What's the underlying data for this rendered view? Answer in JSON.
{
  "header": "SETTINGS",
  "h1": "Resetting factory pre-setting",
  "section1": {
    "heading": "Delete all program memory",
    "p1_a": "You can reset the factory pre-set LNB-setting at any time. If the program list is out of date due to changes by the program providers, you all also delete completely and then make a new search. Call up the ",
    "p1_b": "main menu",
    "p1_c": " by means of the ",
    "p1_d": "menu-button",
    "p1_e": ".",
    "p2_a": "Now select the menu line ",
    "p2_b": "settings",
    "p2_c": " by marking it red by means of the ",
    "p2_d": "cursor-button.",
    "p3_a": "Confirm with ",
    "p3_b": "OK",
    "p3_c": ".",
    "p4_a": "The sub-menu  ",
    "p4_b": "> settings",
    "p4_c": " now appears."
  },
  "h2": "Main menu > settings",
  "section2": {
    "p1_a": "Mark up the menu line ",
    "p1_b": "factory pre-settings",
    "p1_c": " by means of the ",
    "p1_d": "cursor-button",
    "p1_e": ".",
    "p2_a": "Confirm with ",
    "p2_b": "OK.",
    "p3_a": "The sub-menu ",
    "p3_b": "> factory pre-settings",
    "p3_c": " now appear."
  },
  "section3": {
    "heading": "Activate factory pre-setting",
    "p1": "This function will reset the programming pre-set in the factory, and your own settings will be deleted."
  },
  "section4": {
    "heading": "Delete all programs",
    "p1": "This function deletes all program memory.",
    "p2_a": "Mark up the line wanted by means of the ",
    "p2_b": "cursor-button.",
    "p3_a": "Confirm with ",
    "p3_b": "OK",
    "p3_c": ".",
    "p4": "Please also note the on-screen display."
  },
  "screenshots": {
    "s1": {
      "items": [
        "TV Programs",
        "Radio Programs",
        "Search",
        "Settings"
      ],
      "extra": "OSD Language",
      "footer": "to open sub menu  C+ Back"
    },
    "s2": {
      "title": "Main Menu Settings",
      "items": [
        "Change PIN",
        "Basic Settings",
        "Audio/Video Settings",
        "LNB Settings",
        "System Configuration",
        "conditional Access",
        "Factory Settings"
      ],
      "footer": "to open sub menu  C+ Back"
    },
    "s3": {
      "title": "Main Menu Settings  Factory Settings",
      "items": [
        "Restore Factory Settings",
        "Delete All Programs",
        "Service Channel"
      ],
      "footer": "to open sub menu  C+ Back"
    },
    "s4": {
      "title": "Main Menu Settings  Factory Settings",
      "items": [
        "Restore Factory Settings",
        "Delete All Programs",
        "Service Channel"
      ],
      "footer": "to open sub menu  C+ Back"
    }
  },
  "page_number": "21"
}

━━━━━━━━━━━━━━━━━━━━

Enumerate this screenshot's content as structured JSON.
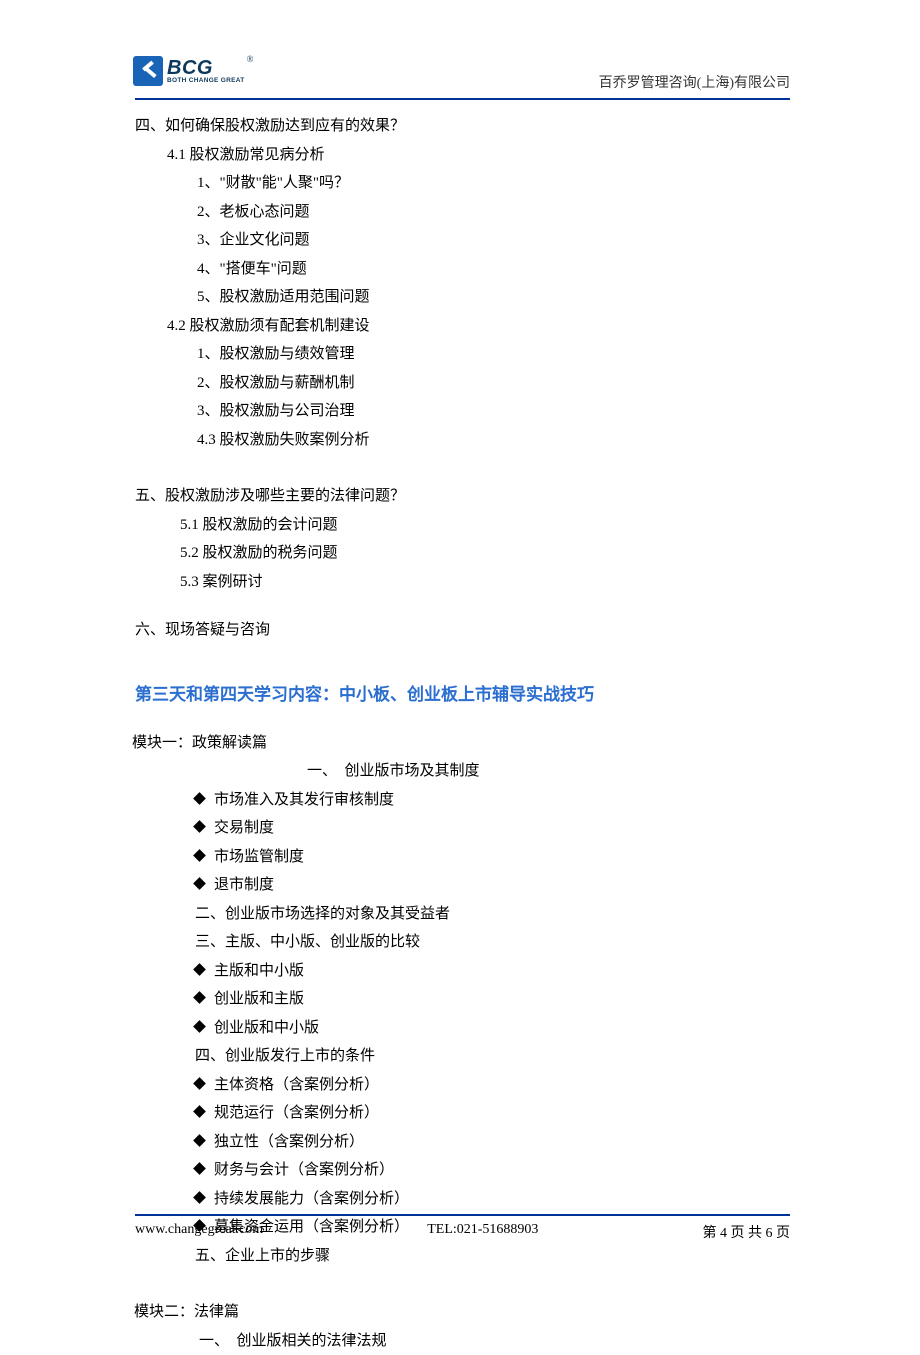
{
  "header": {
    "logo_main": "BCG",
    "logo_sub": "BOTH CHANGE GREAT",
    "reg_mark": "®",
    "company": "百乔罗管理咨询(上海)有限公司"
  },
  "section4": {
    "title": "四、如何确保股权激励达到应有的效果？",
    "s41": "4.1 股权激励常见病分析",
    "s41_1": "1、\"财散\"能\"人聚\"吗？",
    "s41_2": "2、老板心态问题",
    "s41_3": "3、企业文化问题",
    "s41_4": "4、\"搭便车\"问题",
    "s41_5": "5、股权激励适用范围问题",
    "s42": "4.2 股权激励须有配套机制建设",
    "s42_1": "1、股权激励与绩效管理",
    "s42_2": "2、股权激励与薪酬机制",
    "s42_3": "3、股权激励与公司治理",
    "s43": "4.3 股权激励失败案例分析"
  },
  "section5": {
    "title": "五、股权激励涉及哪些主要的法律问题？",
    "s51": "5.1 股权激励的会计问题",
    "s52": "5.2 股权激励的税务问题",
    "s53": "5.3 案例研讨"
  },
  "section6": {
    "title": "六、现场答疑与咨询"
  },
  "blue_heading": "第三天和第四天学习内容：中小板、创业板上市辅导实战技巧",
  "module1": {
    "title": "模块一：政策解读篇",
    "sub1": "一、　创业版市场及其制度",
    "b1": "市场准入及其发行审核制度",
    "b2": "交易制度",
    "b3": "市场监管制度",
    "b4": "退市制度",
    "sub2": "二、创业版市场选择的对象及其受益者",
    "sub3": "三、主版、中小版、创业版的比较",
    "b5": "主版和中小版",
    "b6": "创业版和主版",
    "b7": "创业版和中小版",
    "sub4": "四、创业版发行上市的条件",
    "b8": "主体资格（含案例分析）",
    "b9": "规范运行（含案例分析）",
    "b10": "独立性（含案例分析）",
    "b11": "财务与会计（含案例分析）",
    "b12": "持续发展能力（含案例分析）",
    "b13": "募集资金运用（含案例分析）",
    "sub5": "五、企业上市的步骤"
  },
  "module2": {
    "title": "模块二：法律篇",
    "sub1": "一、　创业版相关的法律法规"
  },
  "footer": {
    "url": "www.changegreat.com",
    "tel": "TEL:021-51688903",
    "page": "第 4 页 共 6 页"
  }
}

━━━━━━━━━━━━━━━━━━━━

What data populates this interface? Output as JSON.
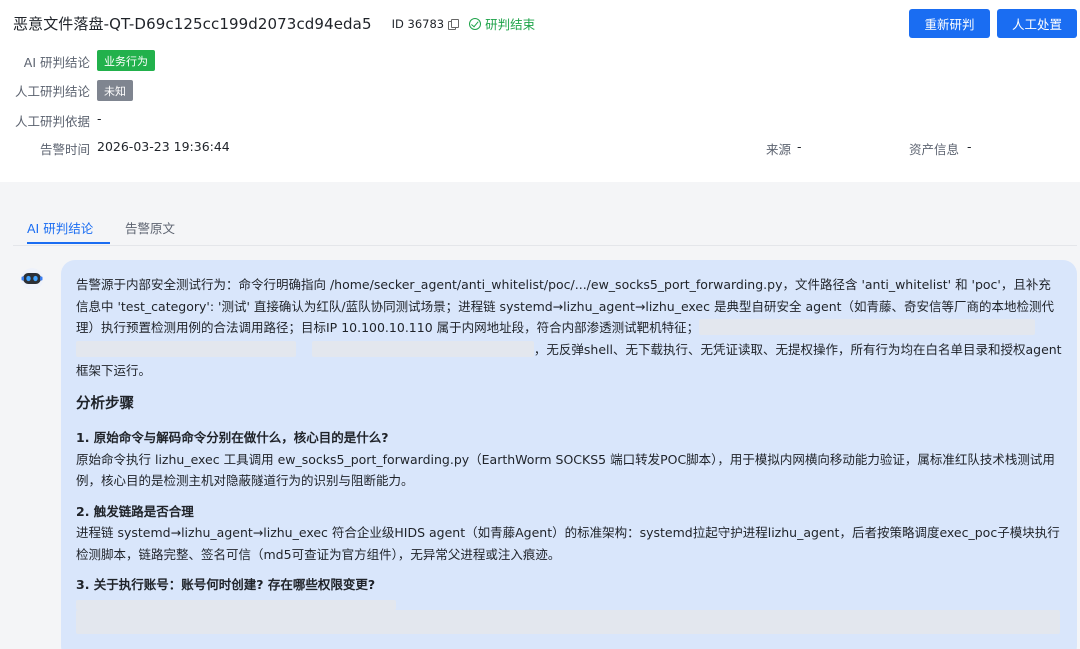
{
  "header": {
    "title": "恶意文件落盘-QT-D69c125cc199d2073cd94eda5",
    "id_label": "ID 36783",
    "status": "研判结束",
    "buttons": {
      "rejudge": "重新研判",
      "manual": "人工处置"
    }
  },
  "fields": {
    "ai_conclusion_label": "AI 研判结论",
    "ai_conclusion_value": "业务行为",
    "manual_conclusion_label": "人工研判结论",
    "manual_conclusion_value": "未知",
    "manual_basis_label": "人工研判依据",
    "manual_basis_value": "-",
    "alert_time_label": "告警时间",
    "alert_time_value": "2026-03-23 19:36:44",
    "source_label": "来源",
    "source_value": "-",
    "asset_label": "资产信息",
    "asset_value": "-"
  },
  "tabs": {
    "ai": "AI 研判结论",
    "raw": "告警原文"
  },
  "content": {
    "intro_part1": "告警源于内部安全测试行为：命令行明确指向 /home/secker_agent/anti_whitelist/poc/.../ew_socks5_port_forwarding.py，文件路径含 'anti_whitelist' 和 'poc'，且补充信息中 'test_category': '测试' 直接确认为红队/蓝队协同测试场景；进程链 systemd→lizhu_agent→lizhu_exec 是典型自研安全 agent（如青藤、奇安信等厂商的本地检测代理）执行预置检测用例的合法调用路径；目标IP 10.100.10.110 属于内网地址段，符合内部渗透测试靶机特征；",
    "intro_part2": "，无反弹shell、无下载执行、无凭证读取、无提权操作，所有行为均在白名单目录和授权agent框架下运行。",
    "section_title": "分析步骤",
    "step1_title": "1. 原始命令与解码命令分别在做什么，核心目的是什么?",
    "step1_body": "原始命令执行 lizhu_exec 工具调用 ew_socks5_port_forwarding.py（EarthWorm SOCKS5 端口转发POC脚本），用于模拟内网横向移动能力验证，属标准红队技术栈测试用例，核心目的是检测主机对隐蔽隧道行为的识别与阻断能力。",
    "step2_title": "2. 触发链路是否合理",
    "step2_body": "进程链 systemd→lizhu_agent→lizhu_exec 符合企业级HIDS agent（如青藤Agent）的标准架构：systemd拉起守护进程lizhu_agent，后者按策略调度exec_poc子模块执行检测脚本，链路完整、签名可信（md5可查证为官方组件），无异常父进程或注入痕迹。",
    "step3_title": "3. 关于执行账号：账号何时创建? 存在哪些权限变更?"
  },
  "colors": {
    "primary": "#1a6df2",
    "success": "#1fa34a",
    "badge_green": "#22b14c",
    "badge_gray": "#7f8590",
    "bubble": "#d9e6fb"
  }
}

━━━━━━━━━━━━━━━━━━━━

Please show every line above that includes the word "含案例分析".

    "b8": "主体资格（含案例分析）",
    "b9": "规范运行（含案例分析）",
    "b10": "独立性（含案例分析）",
    "b11": "财务与会计（含案例分析）",
    "b12": "持续发展能力（含案例分析）",
    "b13": "募集资金运用（含案例分析）",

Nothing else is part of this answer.